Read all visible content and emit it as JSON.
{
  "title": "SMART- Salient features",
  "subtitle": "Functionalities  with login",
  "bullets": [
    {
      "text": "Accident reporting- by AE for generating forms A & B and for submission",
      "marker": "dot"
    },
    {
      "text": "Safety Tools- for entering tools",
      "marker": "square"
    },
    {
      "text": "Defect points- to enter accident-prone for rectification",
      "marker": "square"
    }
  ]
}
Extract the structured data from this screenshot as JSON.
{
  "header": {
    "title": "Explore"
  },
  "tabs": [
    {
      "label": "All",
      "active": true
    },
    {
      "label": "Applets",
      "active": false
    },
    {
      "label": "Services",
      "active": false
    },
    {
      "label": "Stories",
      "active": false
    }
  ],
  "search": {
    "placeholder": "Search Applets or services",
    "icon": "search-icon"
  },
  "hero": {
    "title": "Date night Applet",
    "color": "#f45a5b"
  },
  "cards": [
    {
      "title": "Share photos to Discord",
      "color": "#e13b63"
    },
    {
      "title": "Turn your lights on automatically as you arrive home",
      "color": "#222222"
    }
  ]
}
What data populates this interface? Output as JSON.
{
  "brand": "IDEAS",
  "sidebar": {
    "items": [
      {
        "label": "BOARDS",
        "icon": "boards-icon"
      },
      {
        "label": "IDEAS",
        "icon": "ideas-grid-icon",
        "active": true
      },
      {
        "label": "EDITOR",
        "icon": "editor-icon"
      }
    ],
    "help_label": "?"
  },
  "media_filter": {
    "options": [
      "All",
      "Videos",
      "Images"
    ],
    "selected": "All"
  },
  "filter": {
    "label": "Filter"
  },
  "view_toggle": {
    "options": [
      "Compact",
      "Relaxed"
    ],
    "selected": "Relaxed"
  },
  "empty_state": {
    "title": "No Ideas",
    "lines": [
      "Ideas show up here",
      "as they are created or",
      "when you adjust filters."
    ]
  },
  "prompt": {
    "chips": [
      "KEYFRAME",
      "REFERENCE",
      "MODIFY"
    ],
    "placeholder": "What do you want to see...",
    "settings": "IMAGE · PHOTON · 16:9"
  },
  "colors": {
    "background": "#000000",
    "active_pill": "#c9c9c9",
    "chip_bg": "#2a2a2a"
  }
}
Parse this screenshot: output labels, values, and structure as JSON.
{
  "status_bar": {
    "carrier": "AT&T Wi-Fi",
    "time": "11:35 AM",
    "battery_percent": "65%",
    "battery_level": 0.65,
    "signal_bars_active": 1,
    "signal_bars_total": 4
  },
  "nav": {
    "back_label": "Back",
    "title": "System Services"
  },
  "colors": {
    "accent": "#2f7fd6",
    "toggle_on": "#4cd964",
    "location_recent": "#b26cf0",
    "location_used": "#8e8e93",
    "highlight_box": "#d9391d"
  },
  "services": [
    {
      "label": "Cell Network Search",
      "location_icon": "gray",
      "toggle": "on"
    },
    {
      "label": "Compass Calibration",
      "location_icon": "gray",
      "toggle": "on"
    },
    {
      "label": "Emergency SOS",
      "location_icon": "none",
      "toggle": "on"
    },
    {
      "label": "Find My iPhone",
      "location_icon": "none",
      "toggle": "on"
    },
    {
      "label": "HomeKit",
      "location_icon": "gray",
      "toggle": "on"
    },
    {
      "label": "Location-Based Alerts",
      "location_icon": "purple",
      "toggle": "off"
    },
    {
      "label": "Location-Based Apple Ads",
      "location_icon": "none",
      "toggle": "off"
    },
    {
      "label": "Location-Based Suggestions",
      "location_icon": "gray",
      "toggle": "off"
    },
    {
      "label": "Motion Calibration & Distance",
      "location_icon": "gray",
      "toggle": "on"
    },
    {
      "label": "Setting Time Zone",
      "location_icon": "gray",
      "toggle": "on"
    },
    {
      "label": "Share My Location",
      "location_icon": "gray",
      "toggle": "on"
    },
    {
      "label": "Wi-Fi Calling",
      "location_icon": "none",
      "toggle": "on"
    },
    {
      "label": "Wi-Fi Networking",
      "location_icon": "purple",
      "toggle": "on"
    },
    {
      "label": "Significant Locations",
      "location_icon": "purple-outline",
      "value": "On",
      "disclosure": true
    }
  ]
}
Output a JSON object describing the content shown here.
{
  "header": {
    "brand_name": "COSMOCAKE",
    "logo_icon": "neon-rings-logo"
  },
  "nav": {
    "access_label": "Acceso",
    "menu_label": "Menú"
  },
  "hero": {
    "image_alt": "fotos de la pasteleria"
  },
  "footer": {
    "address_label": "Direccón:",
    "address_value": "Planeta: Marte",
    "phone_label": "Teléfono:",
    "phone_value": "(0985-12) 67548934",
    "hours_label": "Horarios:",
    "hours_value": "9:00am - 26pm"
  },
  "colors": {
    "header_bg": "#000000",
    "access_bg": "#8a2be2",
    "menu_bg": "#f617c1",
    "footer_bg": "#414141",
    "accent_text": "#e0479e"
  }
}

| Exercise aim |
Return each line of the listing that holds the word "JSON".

| Your solution |
Read all visible content and emit it as JSON.
Extract the structured data from this screenshot as JSON.
What data populates this interface? Output as JSON.
Parse this screenshot: output labels, values, and structure as JSON.
Output a JSON object describing the content shown here.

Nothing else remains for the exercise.